Yeun, showing yet another facet after his Oscar nomination for “Minari,” evokes sympathy, pity and at times is a pathetic, sad figure, as the former scarred-for-life child star clinging to a lower ring of showbiz as a vaudevillian showman.
Now that’s one you want to know more about – even if those two flashback scenes to the set of his sitcom are quite disturbing.
Because it’s hard to get invested in the Haywood and Park journeys when you are confused about what is happening. Peele, at times, instead of surprising us, dulls the impact by keeping us at arm’s length.
Not that there aren’t a couple jump scares, some well-placed funny lines, and escalating tension every time the power goes out or the UFO vessel swoops down on its prey. The voyager in the sky is less revealing than Ed Wood’s “Plan Nine from Outer Space” or “Unsolved Mysteries,” and that ‘less is more’ effort is frustrating.
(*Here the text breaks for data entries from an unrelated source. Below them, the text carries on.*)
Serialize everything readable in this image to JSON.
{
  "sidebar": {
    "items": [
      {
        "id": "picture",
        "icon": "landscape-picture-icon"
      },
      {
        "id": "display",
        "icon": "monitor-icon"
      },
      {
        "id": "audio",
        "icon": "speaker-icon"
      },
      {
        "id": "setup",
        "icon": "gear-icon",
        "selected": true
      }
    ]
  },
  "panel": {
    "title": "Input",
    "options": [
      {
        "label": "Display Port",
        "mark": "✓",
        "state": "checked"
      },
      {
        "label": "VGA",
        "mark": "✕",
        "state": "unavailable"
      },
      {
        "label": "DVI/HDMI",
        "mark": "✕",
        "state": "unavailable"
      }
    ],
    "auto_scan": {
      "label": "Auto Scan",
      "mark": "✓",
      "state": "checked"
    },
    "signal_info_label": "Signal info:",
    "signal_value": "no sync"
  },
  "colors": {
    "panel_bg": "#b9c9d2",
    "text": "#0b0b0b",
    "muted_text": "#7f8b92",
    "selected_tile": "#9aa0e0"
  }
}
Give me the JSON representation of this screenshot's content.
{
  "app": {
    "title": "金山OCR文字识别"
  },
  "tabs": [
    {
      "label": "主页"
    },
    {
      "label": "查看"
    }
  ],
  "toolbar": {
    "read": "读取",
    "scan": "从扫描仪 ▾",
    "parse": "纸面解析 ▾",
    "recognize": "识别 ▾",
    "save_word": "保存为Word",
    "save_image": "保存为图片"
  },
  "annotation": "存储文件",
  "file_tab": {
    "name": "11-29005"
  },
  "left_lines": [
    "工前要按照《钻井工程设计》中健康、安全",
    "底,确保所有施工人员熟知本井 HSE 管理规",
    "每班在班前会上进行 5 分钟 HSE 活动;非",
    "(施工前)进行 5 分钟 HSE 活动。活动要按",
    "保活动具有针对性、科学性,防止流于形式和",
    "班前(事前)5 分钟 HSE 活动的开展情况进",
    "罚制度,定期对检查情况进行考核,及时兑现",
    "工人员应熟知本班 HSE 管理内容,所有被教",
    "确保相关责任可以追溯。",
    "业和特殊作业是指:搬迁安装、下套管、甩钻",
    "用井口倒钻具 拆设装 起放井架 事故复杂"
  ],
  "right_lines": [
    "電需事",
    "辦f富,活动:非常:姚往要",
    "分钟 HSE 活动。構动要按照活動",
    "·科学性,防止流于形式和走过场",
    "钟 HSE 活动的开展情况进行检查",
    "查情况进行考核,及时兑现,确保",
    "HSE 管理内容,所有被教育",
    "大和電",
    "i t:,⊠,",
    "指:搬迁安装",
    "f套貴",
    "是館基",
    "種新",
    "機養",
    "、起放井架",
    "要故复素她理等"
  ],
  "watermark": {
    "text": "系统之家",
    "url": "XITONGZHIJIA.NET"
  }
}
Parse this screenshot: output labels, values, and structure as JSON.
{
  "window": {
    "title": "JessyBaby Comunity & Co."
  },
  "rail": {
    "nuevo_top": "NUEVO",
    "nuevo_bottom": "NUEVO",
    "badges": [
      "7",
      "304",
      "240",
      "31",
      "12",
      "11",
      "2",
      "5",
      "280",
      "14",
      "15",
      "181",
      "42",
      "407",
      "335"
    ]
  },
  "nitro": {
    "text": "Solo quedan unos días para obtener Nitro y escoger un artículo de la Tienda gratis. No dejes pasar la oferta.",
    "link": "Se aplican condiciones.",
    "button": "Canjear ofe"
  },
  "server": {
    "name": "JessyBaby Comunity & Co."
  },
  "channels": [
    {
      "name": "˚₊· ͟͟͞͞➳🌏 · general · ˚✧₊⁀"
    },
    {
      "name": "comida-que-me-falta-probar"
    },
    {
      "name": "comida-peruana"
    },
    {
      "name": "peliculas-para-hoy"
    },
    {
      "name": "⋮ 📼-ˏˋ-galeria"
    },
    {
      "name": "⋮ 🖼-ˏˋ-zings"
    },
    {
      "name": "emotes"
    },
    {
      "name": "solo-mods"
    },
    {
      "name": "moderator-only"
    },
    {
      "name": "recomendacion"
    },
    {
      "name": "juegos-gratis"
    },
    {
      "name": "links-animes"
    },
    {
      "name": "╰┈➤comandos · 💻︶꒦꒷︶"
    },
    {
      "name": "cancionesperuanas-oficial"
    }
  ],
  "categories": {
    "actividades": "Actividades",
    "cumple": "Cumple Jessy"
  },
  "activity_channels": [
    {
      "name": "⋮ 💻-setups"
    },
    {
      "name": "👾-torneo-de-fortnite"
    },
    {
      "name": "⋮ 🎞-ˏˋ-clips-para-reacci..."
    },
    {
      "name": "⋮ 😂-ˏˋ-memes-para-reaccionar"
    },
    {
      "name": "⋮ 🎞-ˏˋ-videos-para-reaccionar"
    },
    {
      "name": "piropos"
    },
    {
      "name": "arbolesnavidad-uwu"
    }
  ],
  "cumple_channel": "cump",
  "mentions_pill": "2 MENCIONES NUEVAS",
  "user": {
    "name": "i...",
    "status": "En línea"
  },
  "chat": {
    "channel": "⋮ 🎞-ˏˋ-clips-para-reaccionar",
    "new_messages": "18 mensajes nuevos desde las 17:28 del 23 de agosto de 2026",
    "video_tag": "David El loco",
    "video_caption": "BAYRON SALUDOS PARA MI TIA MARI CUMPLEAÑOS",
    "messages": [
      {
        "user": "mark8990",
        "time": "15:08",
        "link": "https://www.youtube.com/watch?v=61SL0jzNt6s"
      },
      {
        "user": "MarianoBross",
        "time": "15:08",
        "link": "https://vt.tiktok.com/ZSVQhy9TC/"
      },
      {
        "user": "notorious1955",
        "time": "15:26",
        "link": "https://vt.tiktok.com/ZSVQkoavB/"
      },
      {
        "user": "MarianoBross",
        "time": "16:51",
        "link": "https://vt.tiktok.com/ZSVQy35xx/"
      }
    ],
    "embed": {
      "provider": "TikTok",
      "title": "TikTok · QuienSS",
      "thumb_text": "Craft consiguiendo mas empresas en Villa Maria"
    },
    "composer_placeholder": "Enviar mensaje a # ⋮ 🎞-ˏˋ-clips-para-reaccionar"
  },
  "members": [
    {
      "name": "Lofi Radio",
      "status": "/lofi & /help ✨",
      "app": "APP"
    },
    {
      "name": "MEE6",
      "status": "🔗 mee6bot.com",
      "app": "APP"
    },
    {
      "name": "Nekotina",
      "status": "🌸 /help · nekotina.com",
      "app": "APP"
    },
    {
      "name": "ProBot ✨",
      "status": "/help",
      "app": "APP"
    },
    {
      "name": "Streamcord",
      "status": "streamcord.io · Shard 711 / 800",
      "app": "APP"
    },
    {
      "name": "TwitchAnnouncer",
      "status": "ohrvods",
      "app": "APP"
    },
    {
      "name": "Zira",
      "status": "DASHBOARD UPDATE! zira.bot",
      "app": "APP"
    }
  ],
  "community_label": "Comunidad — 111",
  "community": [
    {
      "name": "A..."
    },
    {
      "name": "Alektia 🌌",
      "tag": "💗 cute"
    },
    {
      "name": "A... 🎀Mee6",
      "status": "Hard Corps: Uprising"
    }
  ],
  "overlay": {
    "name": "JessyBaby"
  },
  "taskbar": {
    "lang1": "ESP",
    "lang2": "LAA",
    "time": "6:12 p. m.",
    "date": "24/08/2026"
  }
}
What lessens Peele’s impact is that he struggles with pacing – from a slow-burn beginning establishing who’s who to a draggy third act. With a runtime of 2 hours and 15 minutes, at least 20 minutes could have easily been shaved off.
This is an example where the anticipation is greater than the supernatural alien payoff, similarly unfulfilling like in Denis Villeneuve’s “Arrival” (2016) and M. Night Shyamalan’s “Signs” in 2002. The gold standard in space paranormal visits remains Steven Spielberg’s 1977 “Close Encounters of the Third Kind,” but “Nope” tackles other issues that aren’t in the ‘aliens arrive’ lane — black representation in Hollywood, entertainment spectacles, American identity and more. Some of the themes he’s using are clear, while others are opaque.
The writing, in a rather minimal slideshow way, lacks plot details that would help connect the dots and thread the needle, preferring to be stingy with any information that can illuminate or help explain the strange goings-on. Even though there are some truly creepy segments, Peele seems to strive for confusion instead of understanding.
Hoyte van Hoytema, Oscar-nominated for “Dunkirk” and Christopher Nolan’s go-to cinematographer, has captured the grandeur of this gulch in Santa Clarita Valley, with its mountains and foothills, its dusty vastness, as well as its ominous clouds and eerie remoteness. It’s both breathtaking in scope and spine-chilling in growing the unease.
Rebecca De Jong’s production design is a marvel of kitschy western theme park with glitzy faux fun touches, the fringes of old-fashioned entertainment from a bygone era, and Mother Nature’s ability to surprise and raise goosebumps at the same time.
Composer Michael Abels, who has scored Peele’s previous films, builds both the weirdness and the growing menacing tone in his musical selections. And as with any eclectic soundtrack melding pop culture periods, is pitch-perfect in his selections of Dionne Warwick, Corey Hart and others.
“Nope” is unlike Peele’s previous two films and allows him to stretch into interesting genre work – but had the focus been tighter, we’d be looking at a masterpiece, instead of a flawed film that I wanted to like so much more. If we could have invested more in the characters, that would have enriched the storytelling exponentially.
It really does have some marvelous moments – but at the same time, many head-scratching ones too.
“Nope” is a 2022 horror-sci-fi-mystery thriller directed by Jordan Peele and starring Daniel Kaluuya, Keke Palmer, Steven Yeun, Brandon Perea, Michael Wincott, and Keith David. Rated R for language throughout and some violence/bloody images, its runtime is 2 hours and 15 minutes. In theaters beginning July 22. Lynn’s Grade: B-
Lynn Venhaus has had a continuous byline in St. Louis metro region publications since 1978. She is a Rotten Tomatoes-approved film critic, currently reviews films for Webster-Kirkwood Times and KTRS Radio, covers entertainment for PopLifeSTL.com and co-hosts podcast PopLifeSTL.com…Presents, and writes features and news for Belleville News-Democrat and contributes to other publications. She is a member of CCA, AWFJ and St. Louis Film Critics Association. She is a founding member of the St. Louis Theater Circle.